July 9, 1989 |
If you flipped through Jo Ann Callis' files of negatives and assembled an abbreviated chronology of her photographs, it might look something like this: * "Man in Tie" (1977), a cropped view of a disheveled fellow who seems to be backed into a wall with a spotlight bearing down on his mouth and neck. * "Salt, Pepper and Fire" (1980), a still life presenting a flaming plate of food as an epiphany on a breakfast table.
July 18, 1985 |
Jo Ann Callis' photography has always had an unsettling quality akin to finding a parrot in your bathtub or a scoop of ice cream on your plate of hot spaghetti. Whether she sets a dish aflame in a mundane table setting, turns a mouse loose near a batch of sugar doughnuts or lets a red stain seep through a fancy tablecloth, she conjures up a sensuous vision and leaves you alone to ponder its creepiness, its veiled eroticism or its whiff of magic.
December 11, 1987 |
Photographer Jo Ann Callis has something new to show these days, and it's as much of a surprise as if she decided to pack it up and move to Soho. She's concocting easel painting-size gelatin photographs that mingle elements of '30s advertisements for luxury goods, black-and-white film stills, store window design, Surrealistic photography of the '20s and the witty part of conceptual art.
April 4, 1991 |
Demonic Mnemonics: Photographer Jo Ann Callis moves into new territory with "Mnemonic Pictures," a body of new work that pairs photography with a series of 16 sculptures. Callis has been fabricating objects to be photographed for a while now, and her objects have finally developed to the point that they've established a life independent of the photos--in fact, they've grown to the point that they upstage the photos on view here. Callis has a very strange sculptural sensibility.
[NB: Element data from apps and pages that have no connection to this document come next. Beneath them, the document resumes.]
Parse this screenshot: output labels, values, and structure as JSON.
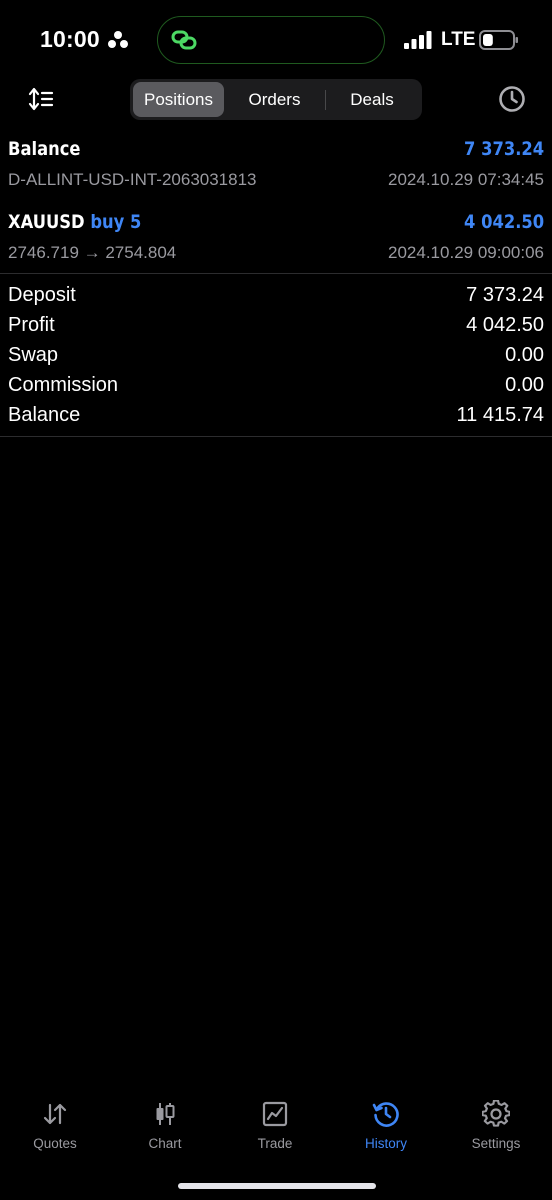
{
  "status": {
    "time": "10:00",
    "network": "LTE",
    "battery_level": 0.35
  },
  "segment": {
    "tabs": [
      "Positions",
      "Orders",
      "Deals"
    ],
    "active_index": 0
  },
  "balance_row": {
    "title": "Balance",
    "amount": "7 373.24",
    "account": "D-ALLINT-USD-INT-2063031813",
    "datetime": "2024.10.29 07:34:45"
  },
  "deal_row": {
    "symbol": "XAUUSD",
    "direction": "buy 5",
    "amount": "4 042.50",
    "prices": "2746.719 → 2754.804",
    "datetime": "2024.10.29 09:00:06"
  },
  "summary": [
    {
      "label": "Deposit",
      "value": "7 373.24"
    },
    {
      "label": "Profit",
      "value": "4 042.50"
    },
    {
      "label": "Swap",
      "value": "0.00"
    },
    {
      "label": "Commission",
      "value": "0.00"
    },
    {
      "label": "Balance",
      "value": "11 415.74"
    }
  ],
  "tabbar": {
    "items": [
      {
        "label": "Quotes",
        "icon": "quotes-arrows-icon"
      },
      {
        "label": "Chart",
        "icon": "candlestick-chart-icon"
      },
      {
        "label": "Trade",
        "icon": "trade-chart-icon"
      },
      {
        "label": "History",
        "icon": "history-clock-icon"
      },
      {
        "label": "Settings",
        "icon": "gear-icon"
      }
    ],
    "active_index": 3
  },
  "colors": {
    "accent": "#3f86f5",
    "background": "#000000",
    "secondary_text": "#9a9aa0",
    "island_accent": "#4cd964"
  }
}
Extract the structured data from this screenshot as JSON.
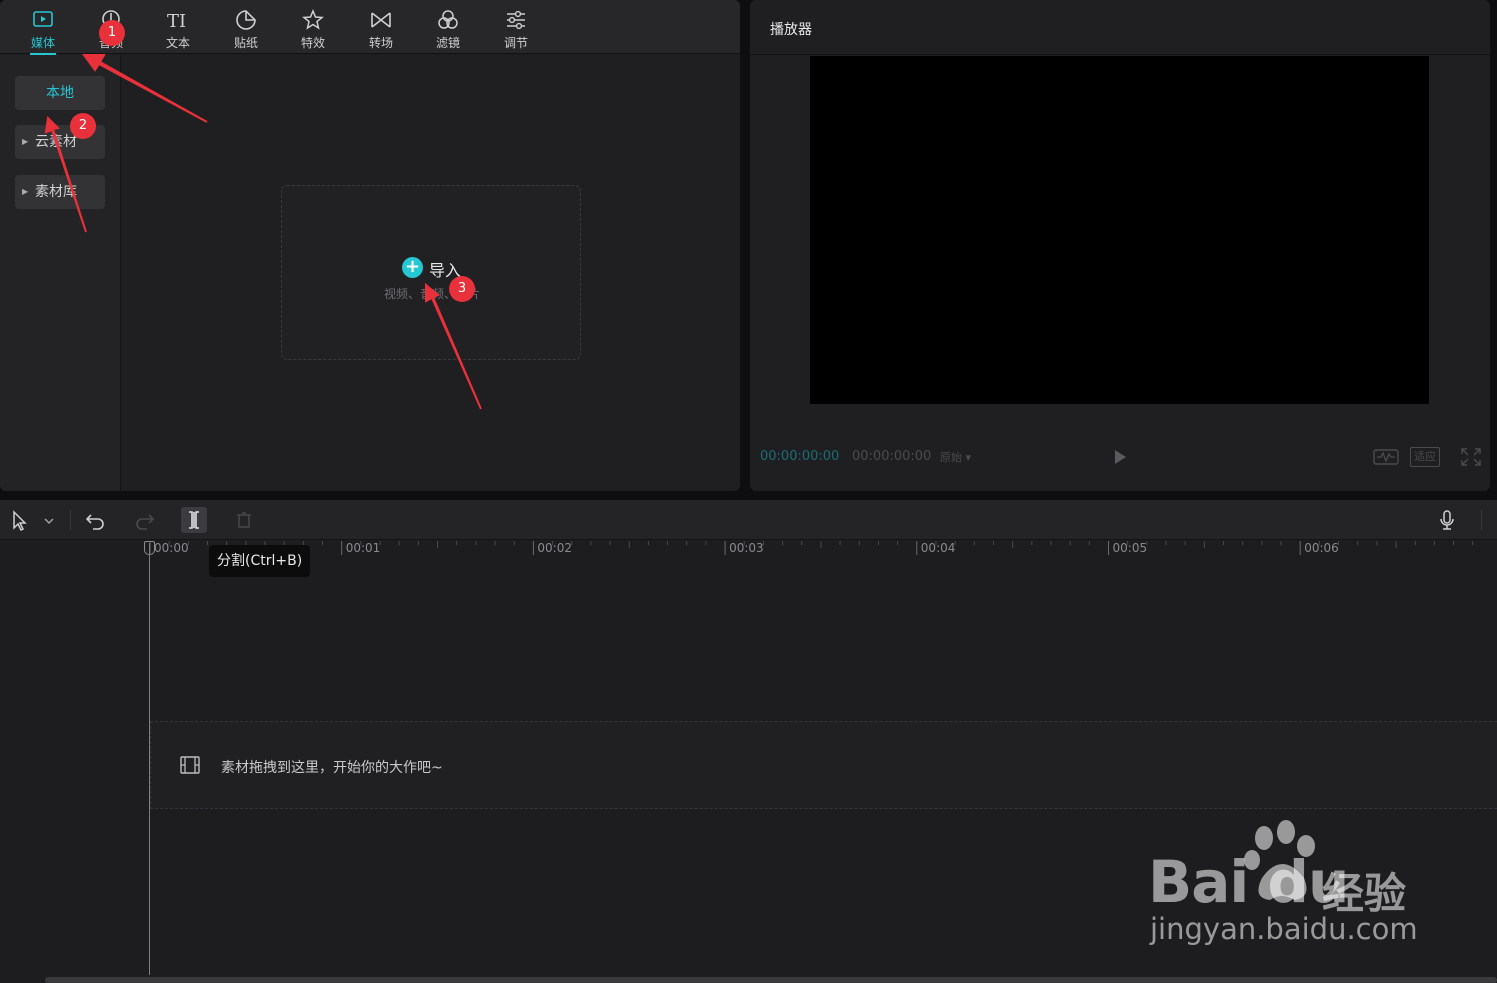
{
  "media_panel": {
    "tabs": [
      {
        "label": "媒体",
        "icon": "media-icon",
        "active": true
      },
      {
        "label": "音频",
        "icon": "audio-icon"
      },
      {
        "label": "文本",
        "icon": "text-icon"
      },
      {
        "label": "贴纸",
        "icon": "sticker-icon"
      },
      {
        "label": "特效",
        "icon": "effects-icon"
      },
      {
        "label": "转场",
        "icon": "transition-icon"
      },
      {
        "label": "滤镜",
        "icon": "filter-icon"
      },
      {
        "label": "调节",
        "icon": "adjust-icon"
      }
    ],
    "sidebar": {
      "local": "本地",
      "cloud": "云素材",
      "library": "素材库"
    },
    "import": {
      "title": "导入",
      "subtitle": "视频、音频、图片"
    }
  },
  "player": {
    "title": "播放器",
    "current_time": "00:00:00:00",
    "total_time": "00:00:00:00",
    "ratio": "原始",
    "fit_label": "适应"
  },
  "timeline": {
    "ticks": [
      "00:00",
      "00:01",
      "00:02",
      "00:03",
      "00:04",
      "00:05",
      "00:06"
    ],
    "tooltip": "分割(Ctrl+B)",
    "drop_hint": "素材拖拽到这里，开始你的大作吧~"
  },
  "annotations": [
    "1",
    "2",
    "3"
  ],
  "watermark": {
    "brand": "Bai du",
    "product": "经验",
    "url": "jingyan.baidu.com"
  },
  "colors": {
    "accent": "#25c7d3",
    "annotation": "#e8313b"
  }
}
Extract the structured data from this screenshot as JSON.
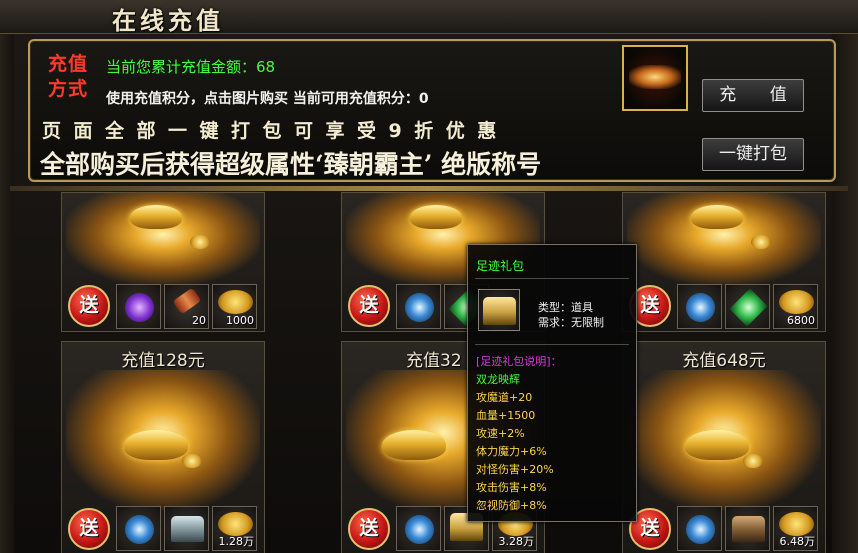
{
  "window": {
    "title": "在线充值"
  },
  "info": {
    "method_label_line1": "充值",
    "method_label_line2": "方式",
    "total_recharge_text": "当前您累计充值金额：68",
    "points_text": "使用充值积分，点击图片购买 当前可用充值积分：0",
    "discount_text": "页面全部一键打包可享受9折优惠",
    "title_reward_text": "全部购买后获得超级属性‘臻朝霸主’ 绝版称号"
  },
  "buttons": {
    "recharge": "充 值",
    "one_click_pack": "一键打包"
  },
  "top_row": {
    "cards": [
      {
        "items": [
          {
            "icon": "purple-gem-icon"
          },
          {
            "icon": "red-scroll-icon",
            "amount": "20"
          },
          {
            "icon": "gold-pile-icon",
            "amount": "1000"
          }
        ]
      },
      {
        "items": [
          {
            "icon": "blue-orb-icon"
          },
          {
            "icon": "green-crystal-icon"
          }
        ]
      },
      {
        "items": [
          {
            "icon": "blue-orb-icon"
          },
          {
            "icon": "green-crystal-icon"
          },
          {
            "icon": "gold-pile-icon",
            "amount": "6800"
          }
        ]
      }
    ]
  },
  "bottom_row": {
    "cards": [
      {
        "title": "充值128元",
        "items": [
          {
            "icon": "blue-orb-icon"
          },
          {
            "icon": "silver-chest-icon"
          },
          {
            "icon": "gold-pile-icon",
            "amount": "1.28万"
          }
        ]
      },
      {
        "title": "充值32",
        "items": [
          {
            "icon": "blue-orb-icon"
          },
          {
            "icon": "gold-chest-icon"
          },
          {
            "icon": "gold-pile-icon",
            "amount": "3.28万"
          }
        ]
      },
      {
        "title": "充值648元",
        "items": [
          {
            "icon": "blue-orb-icon"
          },
          {
            "icon": "brown-chest-icon"
          },
          {
            "icon": "gold-pile-icon",
            "amount": "6.48万"
          }
        ]
      }
    ]
  },
  "gift_badge": "送",
  "tooltip": {
    "title": "足迹礼包",
    "type_text": "类型：道具",
    "requirement_text": "需求：无限制",
    "desc_header": "[足迹礼包说明]：",
    "set_name": "双龙映辉",
    "stats": [
      "攻魔道+20",
      "血量+1500",
      "攻速+2%",
      "体力魔力+6%",
      "对怪伤害+20%",
      "攻击伤害+8%",
      "忽视防御+8%"
    ]
  },
  "colors": {
    "gold_border": "#b89a58",
    "green_text": "#3dff3d",
    "red_text": "#ff3a2a",
    "stat_text": "#ffd34a",
    "desc_text": "#d93ad9"
  }
}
February 16, 1996 |
"Sexy: Sensual Abstraction in California, 1950s-1990s" is a loosely conceived 12-artist show intended to emphasize art's seductive power. Organized by artists Hilary Baker and Julia Couzens for the Armory Center for the Arts, this hit-and-miss exhibition includes too many works that take their tasks too literally, mistaking sex for sexiness.
December 20, 1987 |
The theory that the Pacific Rim is overtaking the Atlantic Seaboard as the premier center of international power has attracted fervent believers among visual-arts aficionados in Los Angeles. It takes imagination to write off New York as an anachronism, but visionary Angelenos who are weary of having their city ignored as an idiot step-child of America's art mecca see California's cultural growth and its proximity to a phenomenally wealthy Japan as the key to a new order.